- TASK DETAILS
In this exercise, the data must be written out exactly.

(Data records for software interfaces)

_ _ _ _ _ _ _

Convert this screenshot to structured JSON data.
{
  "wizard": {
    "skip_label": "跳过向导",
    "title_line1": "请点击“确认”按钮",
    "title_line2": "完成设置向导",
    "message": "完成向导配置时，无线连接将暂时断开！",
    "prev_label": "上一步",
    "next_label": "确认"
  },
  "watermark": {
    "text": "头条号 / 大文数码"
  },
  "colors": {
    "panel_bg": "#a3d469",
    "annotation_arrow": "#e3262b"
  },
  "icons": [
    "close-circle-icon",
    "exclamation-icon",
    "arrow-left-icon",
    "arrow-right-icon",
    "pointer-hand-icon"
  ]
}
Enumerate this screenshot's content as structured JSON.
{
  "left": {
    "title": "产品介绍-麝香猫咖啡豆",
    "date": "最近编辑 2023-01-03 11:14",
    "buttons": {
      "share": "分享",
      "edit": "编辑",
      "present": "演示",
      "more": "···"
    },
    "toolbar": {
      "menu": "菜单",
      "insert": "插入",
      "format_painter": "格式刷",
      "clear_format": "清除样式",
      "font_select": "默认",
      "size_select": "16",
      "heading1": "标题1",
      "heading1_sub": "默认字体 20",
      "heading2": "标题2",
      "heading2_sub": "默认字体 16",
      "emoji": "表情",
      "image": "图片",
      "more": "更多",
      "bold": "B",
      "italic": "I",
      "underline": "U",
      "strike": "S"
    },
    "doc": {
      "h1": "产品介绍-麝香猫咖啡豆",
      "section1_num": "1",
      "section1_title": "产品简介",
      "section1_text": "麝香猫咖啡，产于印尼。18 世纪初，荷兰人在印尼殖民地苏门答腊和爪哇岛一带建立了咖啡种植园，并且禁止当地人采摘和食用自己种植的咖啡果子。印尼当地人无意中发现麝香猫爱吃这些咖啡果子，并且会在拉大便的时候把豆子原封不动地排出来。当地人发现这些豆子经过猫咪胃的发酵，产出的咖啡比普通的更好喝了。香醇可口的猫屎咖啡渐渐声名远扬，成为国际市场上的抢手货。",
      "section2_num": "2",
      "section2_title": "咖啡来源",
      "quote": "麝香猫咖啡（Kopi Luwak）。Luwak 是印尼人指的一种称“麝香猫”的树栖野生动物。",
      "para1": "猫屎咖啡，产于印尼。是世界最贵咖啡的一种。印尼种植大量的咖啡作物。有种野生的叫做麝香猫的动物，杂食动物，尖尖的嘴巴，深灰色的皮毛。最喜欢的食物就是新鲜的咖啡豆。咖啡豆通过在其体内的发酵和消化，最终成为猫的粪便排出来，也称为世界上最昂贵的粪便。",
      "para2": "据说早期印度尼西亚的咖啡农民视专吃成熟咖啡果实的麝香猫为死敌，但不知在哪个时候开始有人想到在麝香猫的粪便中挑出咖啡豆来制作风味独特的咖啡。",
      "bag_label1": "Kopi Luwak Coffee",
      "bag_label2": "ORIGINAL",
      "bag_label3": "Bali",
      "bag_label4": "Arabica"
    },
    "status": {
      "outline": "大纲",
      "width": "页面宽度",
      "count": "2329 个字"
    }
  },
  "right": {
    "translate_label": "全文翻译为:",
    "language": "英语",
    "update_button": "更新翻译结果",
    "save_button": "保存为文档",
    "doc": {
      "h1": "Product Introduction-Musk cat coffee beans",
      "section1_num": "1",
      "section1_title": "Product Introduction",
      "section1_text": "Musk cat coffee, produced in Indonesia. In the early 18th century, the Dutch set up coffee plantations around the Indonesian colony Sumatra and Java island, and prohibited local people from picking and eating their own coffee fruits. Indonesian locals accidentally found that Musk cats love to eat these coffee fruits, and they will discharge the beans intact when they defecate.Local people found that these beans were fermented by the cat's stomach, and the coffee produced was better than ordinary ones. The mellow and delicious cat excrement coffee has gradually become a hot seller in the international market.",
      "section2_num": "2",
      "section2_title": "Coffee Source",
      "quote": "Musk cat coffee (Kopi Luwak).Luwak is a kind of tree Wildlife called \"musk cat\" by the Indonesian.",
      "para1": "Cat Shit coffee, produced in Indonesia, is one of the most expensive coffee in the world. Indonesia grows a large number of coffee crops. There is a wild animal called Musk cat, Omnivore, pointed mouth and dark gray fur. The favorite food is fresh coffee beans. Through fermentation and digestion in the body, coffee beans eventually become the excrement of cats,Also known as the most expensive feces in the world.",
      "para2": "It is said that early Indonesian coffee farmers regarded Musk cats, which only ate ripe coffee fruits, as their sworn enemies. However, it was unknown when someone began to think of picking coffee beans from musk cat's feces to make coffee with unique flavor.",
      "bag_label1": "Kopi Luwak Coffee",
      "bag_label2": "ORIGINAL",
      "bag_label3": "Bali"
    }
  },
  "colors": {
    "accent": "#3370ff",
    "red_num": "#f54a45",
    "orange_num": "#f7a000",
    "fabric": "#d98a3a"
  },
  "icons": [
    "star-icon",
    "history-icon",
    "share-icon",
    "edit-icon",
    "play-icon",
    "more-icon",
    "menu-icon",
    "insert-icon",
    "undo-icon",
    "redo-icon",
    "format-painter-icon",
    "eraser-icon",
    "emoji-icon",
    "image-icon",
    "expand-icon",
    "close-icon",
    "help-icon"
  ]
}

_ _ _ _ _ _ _

- RESULT OF THE TASK
Convert this screenshot to structured JSON data.
{
  "wizard": {
    "skip_label": "跳过向导",
    "title_line1": "请点击“确认”按钮",
    "title_line2": "完成设置向导",
    "message": "完成向导配置时，无线连接将暂时断开！",
    "prev_label": "上一步",
    "next_label": "确认"
  },
  "watermark": {
    "text": "头条号 / 大文数码"
  },
  "colors": {
    "panel_bg": "#a3d469",
    "annotation_arrow": "#e3262b"
  },
  "icons": [
    "close-circle-icon",
    "exclamation-icon",
    "arrow-left-icon",
    "arrow-right-icon",
    "pointer-hand-icon"
  ]
}
Enumerate this screenshot's content as structured JSON.
{
  "left": {
    "title": "产品介绍-麝香猫咖啡豆",
    "date": "最近编辑 2023-01-03 11:14",
    "buttons": {
      "share": "分享",
      "edit": "编辑",
      "present": "演示",
      "more": "···"
    },
    "toolbar": {
      "menu": "菜单",
      "insert": "插入",
      "format_painter": "格式刷",
      "clear_format": "清除样式",
      "font_select": "默认",
      "size_select": "16",
      "heading1": "标题1",
      "heading1_sub": "默认字体 20",
      "heading2": "标题2",
      "heading2_sub": "默认字体 16",
      "emoji": "表情",
      "image": "图片",
      "more": "更多",
      "bold": "B",
      "italic": "I",
      "underline": "U",
      "strike": "S"
    },
    "doc": {
      "h1": "产品介绍-麝香猫咖啡豆",
      "section1_num": "1",
      "section1_title": "产品简介",
      "section1_text": "麝香猫咖啡，产于印尼。18 世纪初，荷兰人在印尼殖民地苏门答腊和爪哇岛一带建立了咖啡种植园，并且禁止当地人采摘和食用自己种植的咖啡果子。印尼当地人无意中发现麝香猫爱吃这些咖啡果子，并且会在拉大便的时候把豆子原封不动地排出来。当地人发现这些豆子经过猫咪胃的发酵，产出的咖啡比普通的更好喝了。香醇可口的猫屎咖啡渐渐声名远扬，成为国际市场上的抢手货。",
      "section2_num": "2",
      "section2_title": "咖啡来源",
      "quote": "麝香猫咖啡（Kopi Luwak）。Luwak 是印尼人指的一种称“麝香猫”的树栖野生动物。",
      "para1": "猫屎咖啡，产于印尼。是世界最贵咖啡的一种。印尼种植大量的咖啡作物。有种野生的叫做麝香猫的动物，杂食动物，尖尖的嘴巴，深灰色的皮毛。最喜欢的食物就是新鲜的咖啡豆。咖啡豆通过在其体内的发酵和消化，最终成为猫的粪便排出来，也称为世界上最昂贵的粪便。",
      "para2": "据说早期印度尼西亚的咖啡农民视专吃成熟咖啡果实的麝香猫为死敌，但不知在哪个时候开始有人想到在麝香猫的粪便中挑出咖啡豆来制作风味独特的咖啡。",
      "bag_label1": "Kopi Luwak Coffee",
      "bag_label2": "ORIGINAL",
      "bag_label3": "Bali",
      "bag_label4": "Arabica"
    },
    "status": {
      "outline": "大纲",
      "width": "页面宽度",
      "count": "2329 个字"
    }
  },
  "right": {
    "translate_label": "全文翻译为:",
    "language": "英语",
    "update_button": "更新翻译结果",
    "save_button": "保存为文档",
    "doc": {
      "h1": "Product Introduction-Musk cat coffee beans",
      "section1_num": "1",
      "section1_title": "Product Introduction",
      "section1_text": "Musk cat coffee, produced in Indonesia. In the early 18th century, the Dutch set up coffee plantations around the Indonesian colony Sumatra and Java island, and prohibited local people from picking and eating their own coffee fruits. Indonesian locals accidentally found that Musk cats love to eat these coffee fruits, and they will discharge the beans intact when they defecate.Local people found that these beans were fermented by the cat's stomach, and the coffee produced was better than ordinary ones. The mellow and delicious cat excrement coffee has gradually become a hot seller in the international market.",
      "section2_num": "2",
      "section2_title": "Coffee Source",
      "quote": "Musk cat coffee (Kopi Luwak).Luwak is a kind of tree Wildlife called \"musk cat\" by the Indonesian.",
      "para1": "Cat Shit coffee, produced in Indonesia, is one of the most expensive coffee in the world. Indonesia grows a large number of coffee crops. There is a wild animal called Musk cat, Omnivore, pointed mouth and dark gray fur. The favorite food is fresh coffee beans. Through fermentation and digestion in the body, coffee beans eventually become the excrement of cats,Also known as the most expensive feces in the world.",
      "para2": "It is said that early Indonesian coffee farmers regarded Musk cats, which only ate ripe coffee fruits, as their sworn enemies. However, it was unknown when someone began to think of picking coffee beans from musk cat's feces to make coffee with unique flavor.",
      "bag_label1": "Kopi Luwak Coffee",
      "bag_label2": "ORIGINAL",
      "bag_label3": "Bali"
    }
  },
  "colors": {
    "accent": "#3370ff",
    "red_num": "#f54a45",
    "orange_num": "#f7a000",
    "fabric": "#d98a3a"
  },
  "icons": [
    "star-icon",
    "history-icon",
    "share-icon",
    "edit-icon",
    "play-icon",
    "more-icon",
    "menu-icon",
    "insert-icon",
    "undo-icon",
    "redo-icon",
    "format-painter-icon",
    "eraser-icon",
    "emoji-icon",
    "image-icon",
    "expand-icon",
    "close-icon",
    "help-icon"
  ]
}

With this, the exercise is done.